"We've always thought we should save all our ire for corporate-controlled pap, rather than aiming it at our feminist comrades. But contentwise, these gals have recently sported some gnarly green between their teeth—er, pages," reads the introduction to an article in the Summer issue of Bitch magazine entitled "Et Tu, Bust?" Catfight alert! Wait... does saying stuff like "catfight alert" reify gender norms and undermine the possibility for serious discourse about dissent within the feminist movement? Or is it sometimes okay not to take everything feminism-related soooo damned seriously? This month, we read Bust and Bitch in search of the two independently published magazines' answers to those questions. Bitch's answers are: yes, no. Bust's answers are: no, and here is how to do your own highlights! Who will win? Hint: Not women.

The differences between Bitch and Bust are legion, of course, both in their editorial missions and the way they operate as businesses. Though it carries advertising, Bitch is a nonprofit organization that relies on donations from its readers for sustenance, while Bust has national (but seemingly carefully-vetted) advertisers like Fluevog. Bust is "for women with something to get off their chests," and the "something" is often about crafting, D.I.Y. beauty tips, or sex toys, while Bitch is "feminist response to pop culture," and the "response" is often chidey. But as you'd expect, the mags also have a bunch of stuff in common. Like:

Painfully Punny Headlines

  • "Rollin' With The Homies: The Chicks'll Cream, For Mega Ice Cream" (Bust)
  • "Komen Goes Tits Up" (Bitch)

Stunningly Pointless Uses of Paper:

  • Bust: "Bang A Gong, Play Mah-Johgg," an article that takes four pages to say 'Some girls like to play mah jongg.' Choice quote: "I like touching the tiles and the sounds they make. Maybe it's a little sexual."
  • Bitch: W: "Doing Its Part To Incite Class Warfare"
    Reprints a rant that originally ran on www.glossedover.com about W's article wherein rich ladies bitched about their nannies. It's ... funnier in print? No.

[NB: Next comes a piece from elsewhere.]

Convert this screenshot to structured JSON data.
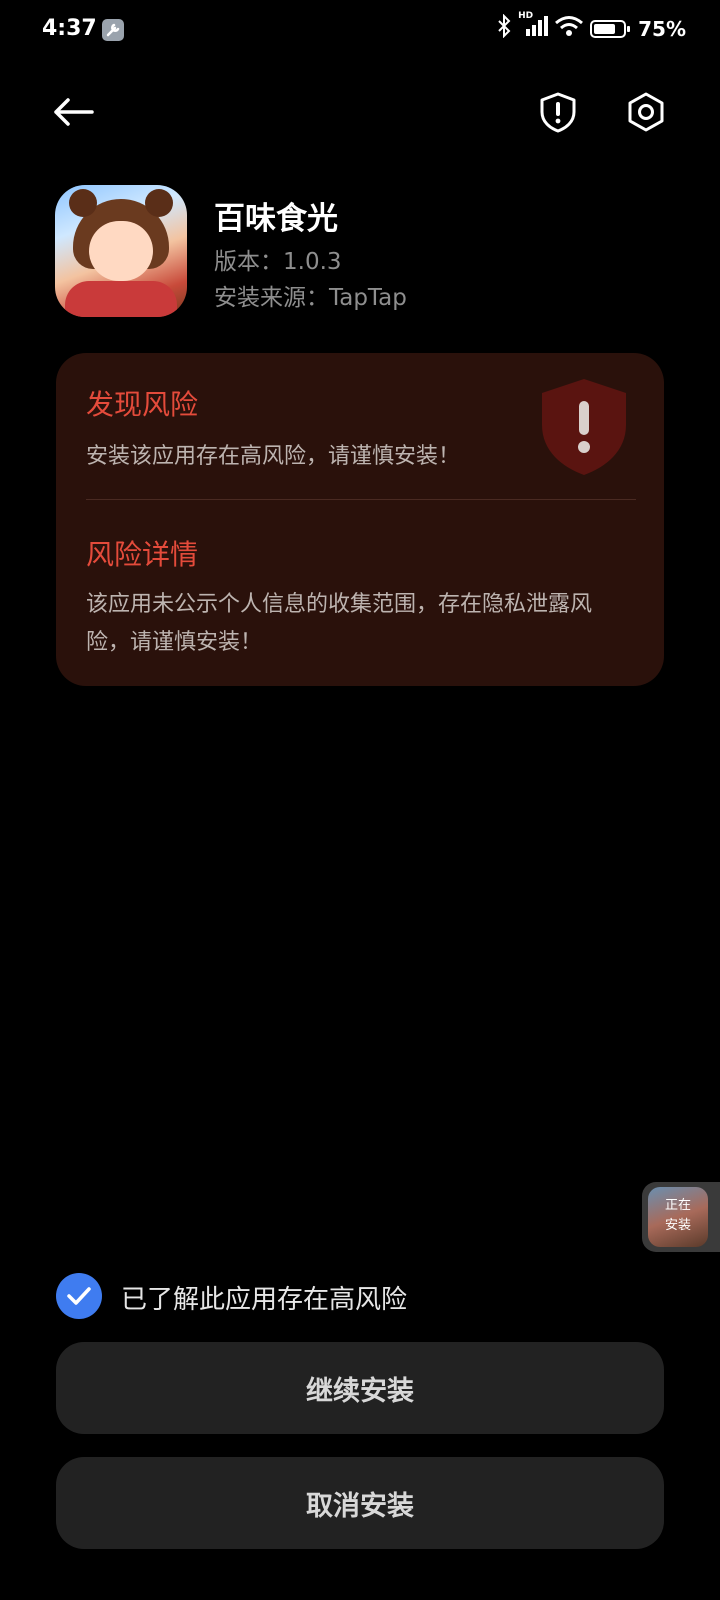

Actually Interesting Insights You'd Be Hard Pressed To Find In Another Print Magazine:

  • InBust's profile of Chloë Sevigny, written by someone who hated her in high school Chloë is quoted as saying, "When I was a senior [in high school in Darien, CT] I didn't even have any friends left. I was sitting by myself in the lunchroom." Also, "In the first season [of 'Big Love'] my character is manic all the time, and I personally went off birth control so my hormones were, like, insane."
  • From Bitch's article "Hooray for Hollywomb": "Motherhood is represented as a way for young celebrities to optimize their sex appeal and marketability, whereas media attention to everyday mothers tends to stress conflict, whether it's conflict between paid work and family responsibilities or the conflict between having kids and having a red-hot marriage."

Touchy, Touchy-ness:

  • "Evil Dead: Feminist Bloggers Bring The Hammer Down on Top Model Necrophilia": Hey, do you ever wonder why the stereotype of feminists as humorless, shrill binary thinkers persists? In this article, Women in Media & News director Jennifer L. Pozner congratulates herself on kickstarting a bloggy firestorm about the episode of ANTM wherein the contestants were posed as corpses, which eventually led CNN bloviator Glenn Beck to denounce the "horrible, horrible pictures" two nights running. Newsflash, Jennifer: playing right into the hands of a show that will do anything for publicity and conservatives who are desperate for something to be "enraged" about so that they can flash pictures of the "exploitative" images isn't something to brag about. And neither is being "in agreement with Glenn Beck." That might be a sign that you're doing something wrong!
  • From the Bust letter column: "A statement in "Traveling Broke" [which ran in theApril/May issue] made me do a double take ... I was encouraged to 'offer something in return: stimulating conversation, a dance partner, a blow job' ... Seriously? I just hope this isn't indicative of the thought that promiscuity is equal to women's equality." The editors' response: "When this article first came into the office, it made us laugh out loud. Unfortunately, not everyone picked up on the humor, and we truly apologize to those we offended." Know how progress is made? By saying that there are some things we can't even joke about. Wait: no.

Ad Copy Like You Won't Find Anywhere Else:

  • Bust: "Hellcats-LA.com, Home of the koolest in jewelry, clothing and housewares for the person who gives a damn ... featuring kustomized and classic tattoo designs"
  • Bitch: "Psyche: Not Your Mother's Therapist! Bicultural realitie, sexual outsiders, diet survivors, good-girl syndrome, alternative couples, artists, teen women, entertainment business, EMDR, harm reduction, life after trauma, dealing with patriarchy, man-friendly, money angst, fighting fat phobia."

We're calling this one a tie.

Disclosure! Emily used to be a Bust intern once upon a time, like most other femiladies who went to school in New York.